** DATASET EXCERPTS **
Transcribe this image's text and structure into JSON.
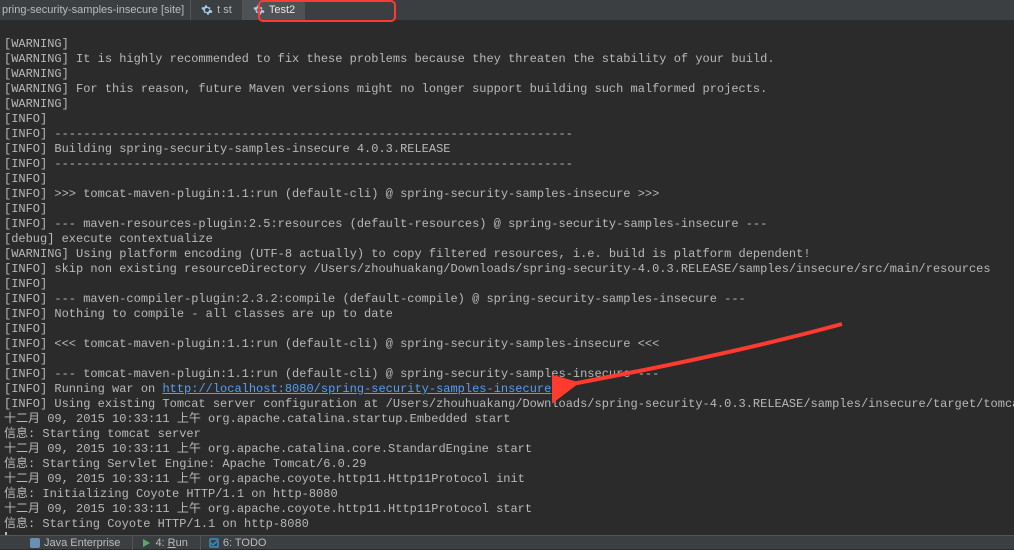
{
  "project_label": "pring-security-samples-insecure [site]",
  "tabs": [
    {
      "label": "t st",
      "active": false
    },
    {
      "label": "Test2",
      "active": true
    }
  ],
  "console_lines": [
    {
      "text": ""
    },
    {
      "text": "[WARNING]"
    },
    {
      "text": "[WARNING] It is highly recommended to fix these problems because they threaten the stability of your build."
    },
    {
      "text": "[WARNING]"
    },
    {
      "text": "[WARNING] For this reason, future Maven versions might no longer support building such malformed projects."
    },
    {
      "text": "[WARNING]"
    },
    {
      "text": "[INFO]"
    },
    {
      "text": "[INFO] ------------------------------------------------------------------------"
    },
    {
      "text": "[INFO] Building spring-security-samples-insecure 4.0.3.RELEASE"
    },
    {
      "text": "[INFO] ------------------------------------------------------------------------"
    },
    {
      "text": "[INFO]"
    },
    {
      "text": "[INFO] >>> tomcat-maven-plugin:1.1:run (default-cli) @ spring-security-samples-insecure >>>"
    },
    {
      "text": "[INFO]"
    },
    {
      "text": "[INFO] --- maven-resources-plugin:2.5:resources (default-resources) @ spring-security-samples-insecure ---"
    },
    {
      "text": "[debug] execute contextualize"
    },
    {
      "text": "[WARNING] Using platform encoding (UTF-8 actually) to copy filtered resources, i.e. build is platform dependent!"
    },
    {
      "text": "[INFO] skip non existing resourceDirectory /Users/zhouhuakang/Downloads/spring-security-4.0.3.RELEASE/samples/insecure/src/main/resources"
    },
    {
      "text": "[INFO]"
    },
    {
      "text": "[INFO] --- maven-compiler-plugin:2.3.2:compile (default-compile) @ spring-security-samples-insecure ---"
    },
    {
      "text": "[INFO] Nothing to compile - all classes are up to date"
    },
    {
      "text": "[INFO]"
    },
    {
      "text": "[INFO] <<< tomcat-maven-plugin:1.1:run (default-cli) @ spring-security-samples-insecure <<<"
    },
    {
      "text": "[INFO]"
    },
    {
      "text": "[INFO] --- tomcat-maven-plugin:1.1:run (default-cli) @ spring-security-samples-insecure ---"
    },
    {
      "pre": "[INFO] Running war on ",
      "link": "http://localhost:8080/spring-security-samples-insecure"
    },
    {
      "text": "[INFO] Using existing Tomcat server configuration at /Users/zhouhuakang/Downloads/spring-security-4.0.3.RELEASE/samples/insecure/target/tomcat"
    },
    {
      "text": "十二月 09, 2015 10:33:11 上午 org.apache.catalina.startup.Embedded start"
    },
    {
      "text": "信息: Starting tomcat server"
    },
    {
      "text": "十二月 09, 2015 10:33:11 上午 org.apache.catalina.core.StandardEngine start"
    },
    {
      "text": "信息: Starting Servlet Engine: Apache Tomcat/6.0.29"
    },
    {
      "text": "十二月 09, 2015 10:33:11 上午 org.apache.coyote.http11.Http11Protocol init"
    },
    {
      "text": "信息: Initializing Coyote HTTP/1.1 on http-8080"
    },
    {
      "text": "十二月 09, 2015 10:33:11 上午 org.apache.coyote.http11.Http11Protocol start"
    },
    {
      "text": "信息: Starting Coyote HTTP/1.1 on http-8080"
    },
    {
      "cursor": true
    }
  ],
  "bottom_tools": [
    {
      "icon": "java-icon",
      "label": "Java Enterprise"
    },
    {
      "icon": "run-icon",
      "pre": "4: ",
      "u": "R",
      "post": "un"
    },
    {
      "icon": "todo-icon",
      "label": "6: TODO"
    }
  ]
}
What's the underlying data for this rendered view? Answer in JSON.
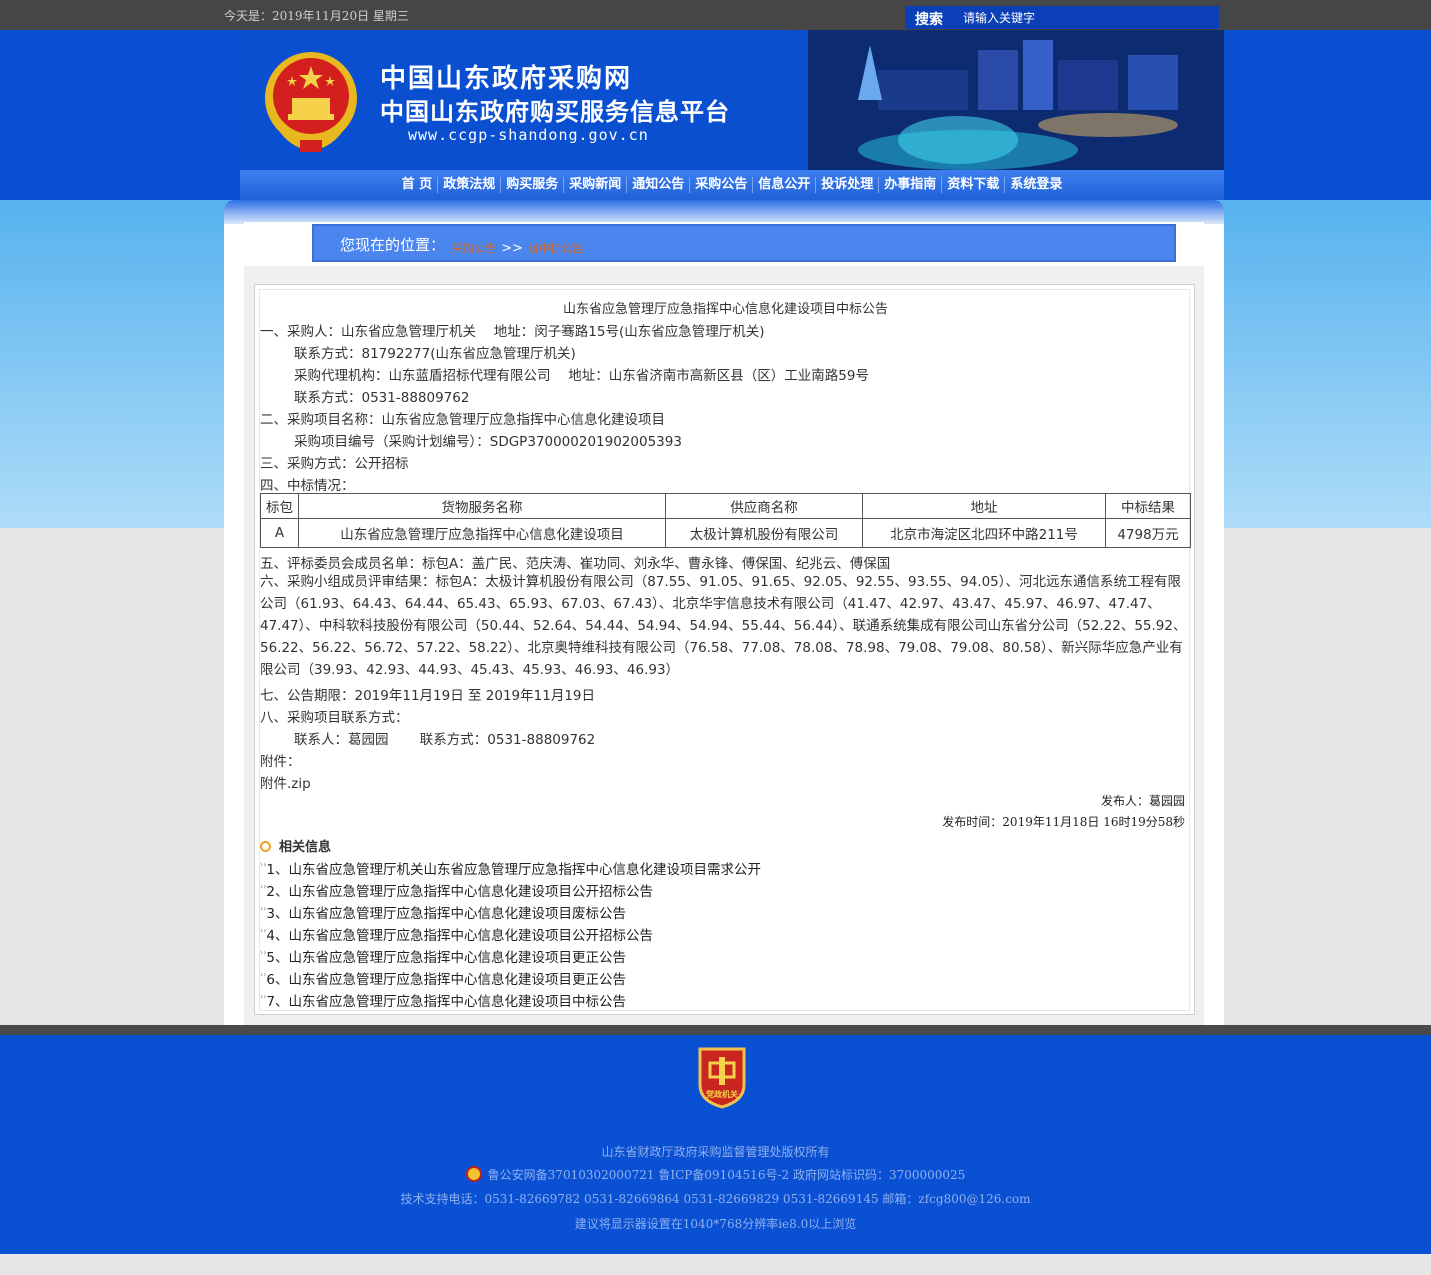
{
  "topbar": {
    "date": "今天是：2019年11月20日 星期三"
  },
  "search": {
    "label": "搜索",
    "placeholder": "请输入关键字"
  },
  "site": {
    "title": "中国山东政府采购网",
    "subtitle": "中国山东政府购买服务信息平台",
    "url": "www.ccgp-shandong.gov.cn"
  },
  "nav": [
    "首 页",
    "政策法规",
    "购买服务",
    "采购新闻",
    "通知公告",
    "采购公告",
    "信息公开",
    "投诉处理",
    "办事指南",
    "资料下载",
    "系统登录"
  ],
  "breadcrumb": {
    "label": "您现在的位置：",
    "link1": "采购公告",
    "sep": ">>",
    "link2": "省中标公告"
  },
  "article": {
    "title": "山东省应急管理厅应急指挥中心信息化建设项目中标公告",
    "lines": [
      "一、采购人：山东省应急管理厅机关　 地址：闵子骞路15号(山东省应急管理厅机关)",
      "联系方式：81792277(山东省应急管理厅机关)",
      "采购代理机构：山东蓝盾招标代理有限公司　 地址：山东省济南市高新区县（区）工业南路59号",
      "联系方式：0531-88809762",
      "二、采购项目名称：山东省应急管理厅应急指挥中心信息化建设项目",
      "采购项目编号（采购计划编号）：SDGP370000201902005393",
      "三、采购方式：公开招标",
      "四、中标情况："
    ],
    "table": {
      "headers": [
        "标包",
        "货物服务名称",
        "供应商名称",
        "地址",
        "中标结果"
      ],
      "rows": [
        [
          "A",
          "山东省应急管理厅应急指挥中心信息化建设项目",
          "太极计算机股份有限公司",
          "北京市海淀区北四环中路211号",
          "4798万元"
        ]
      ]
    },
    "committee": "五、评标委员会成员名单：标包A：盖广民、范庆涛、崔功同、刘永华、曹永锋、傅保国、纪兆云、傅保国",
    "scores": "六、采购小组成员评审结果：标包A：太极计算机股份有限公司（87.55、91.05、91.65、92.05、92.55、93.55、94.05）、河北远东通信系统工程有限公司（61.93、64.43、64.44、65.43、65.93、67.03、67.43）、北京华宇信息技术有限公司（41.47、42.97、43.47、45.97、46.97、47.47、47.47）、中科软科技股份有限公司（50.44、52.64、54.44、54.94、54.94、55.44、56.44）、联通系统集成有限公司山东省分公司（52.22、55.92、56.22、56.22、56.72、57.22、58.22）、北京奥特维科技有限公司（76.58、77.08、78.08、78.98、79.08、79.08、80.58）、新兴际华应急产业有限公司（39.93、42.93、44.93、45.43、45.93、46.93、46.93）",
    "period": "七、公告期限：2019年11月19日 至 2019年11月19日",
    "contact_head": "八、采购项目联系方式：",
    "contact": "联系人：葛园园　　 联系方式：0531-88809762",
    "attach_label": "附件：",
    "attach_file": "附件.zip",
    "publisher": "发布人：葛园园",
    "publish_time": "发布时间：2019年11月18日 16时19分58秒"
  },
  "related": {
    "heading": "相关信息",
    "items": [
      "1、山东省应急管理厅机关山东省应急管理厅应急指挥中心信息化建设项目需求公开",
      "2、山东省应急管理厅应急指挥中心信息化建设项目公开招标公告",
      "3、山东省应急管理厅应急指挥中心信息化建设项目废标公告",
      "4、山东省应急管理厅应急指挥中心信息化建设项目公开招标公告",
      "5、山东省应急管理厅应急指挥中心信息化建设项目更正公告",
      "6、山东省应急管理厅应急指挥中心信息化建设项目更正公告",
      "7、山东省应急管理厅应急指挥中心信息化建设项目中标公告"
    ]
  },
  "footer": {
    "badge_text": "党政机关",
    "copyright": "山东省财政厅政府采购监督管理处版权所有",
    "record": "鲁公安网备37010302000721 鲁ICP备09104516号-2  政府网站标识码：3700000025",
    "support": "技术支持电话：0531-82669782 0531-82669864 0531-82669829 0531-82669145 邮箱：zfcg800@126.com",
    "advice": "建议将显示器设置在1040*768分辨率ie8.0以上浏览"
  }
}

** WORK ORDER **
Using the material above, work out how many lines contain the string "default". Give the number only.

** RESPONSE TO THIS EXERCISE **
5